Frontman Geoff Tate admits to Billboard.com he's trying to sidestep pressure to top the original album or simply appease fans.
As reported yesterday, 16 years after the release of "Operation: Mindcrime," Queensryche is writing the next chapter to the 1988 concept album that broke the progressive rock band into the mainstream. Tentatively titled "Operation: Mindcrime II," the set is due next year via Sanctuary.

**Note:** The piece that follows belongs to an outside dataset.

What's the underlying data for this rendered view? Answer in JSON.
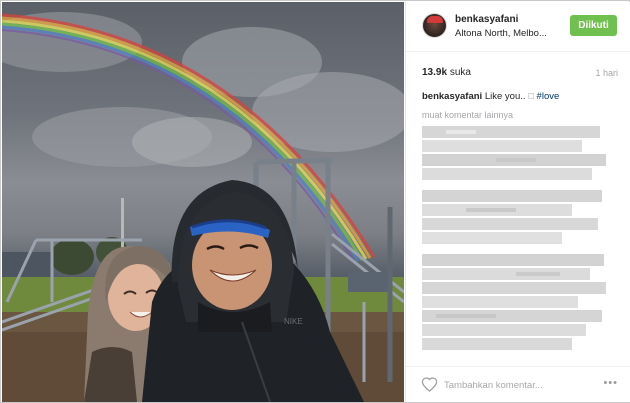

Frontman Geoff Tate admits to Billboard.com he's trying to sidestep pressure to top the original album or simply appease fans. "I think you always fail miserably in that respect," he says with a laugh, "because you can't please everybody. You can only do what's in your heart, what's in your soul, what's in your head. We never set out when we made the first 'Operation: Mindcrime' album trying to create anything else other than making a cool record that we liked, something we felt confident with."
After more than 23 years in the business, Tate says he is happier not letting others' expectations affect his own goals. "You can have 10 people standing there listening to it, and they're all going to hear it differently," he notes. "Once you've had that happen to you enough, you think, 'Gosh, I wasn't thinking about those people when I made this album in the first place, so why should [I] let that affect me?'"
Because of the cinematic quality of the videos made for the original album, fans have clamored for a "Mindcrime" movie. Queensryche's decision to finally write the sequel arose from Tate working on a screenplay last winter based on the set's libretto. He says his rough draft has attracted attention from people interested in providing "serious money" to back the project, which he feels has a good chance of being optioned.
"The way we do things is [based on] how things feel at the time," he says "It feels right. People wanting a sequel, the band being in the right head space, the political climate in the country being what it is. All those things add up to greenlights for the project in my mind."
Writing began while the group toured this summer. Tate calls its progress "a good, healthy start" and is confident that when Queensryche returns to the road in October, the material used in a filmed preview of "Mindcrime II" that will be screened for audiences will make the finished album. The musical portion of said preview will not comprise a live band performance.
Guitarist Mike Stone, who tours with Queensryche and contributed to its last studio album, 2003's "Tribe" (Sanctuary), is helping write "Mindcrime II." Original guitarist Chris DeGarmo had returned to write and perform on "Tribe," but Tate does not know if he will contribute to the new set. He says that while it felt good to write with DeGarmo, creative differences and tension were apparent. However, he notes that the door "is always open" to the guitarist's input.
Tate offers few details about the sequel itself, except to say it has "returning characters. "Come on," he says with a chuckle. "You want me to tell you the ending?"
On the upcoming trek, Queensryche will play the original "Mindcrime" in its entirety, as it did on its 1990-91 world tour. New video footage is being shot and a string section will accompany the band in select cities. The tour will be filmed for future release on video. Live actors will help tell the story of Nikki, a street junkie turned into an assassin by an anarchist movement.
Tate says the enhanced stage production stems from always wanting to present "Mindcrime" more theatrically. When it was suggested the project would translate well to Broadway, which is becoming more receptive to rock'n'roll-themed productions, Tate laughed again and said, "We're working on that."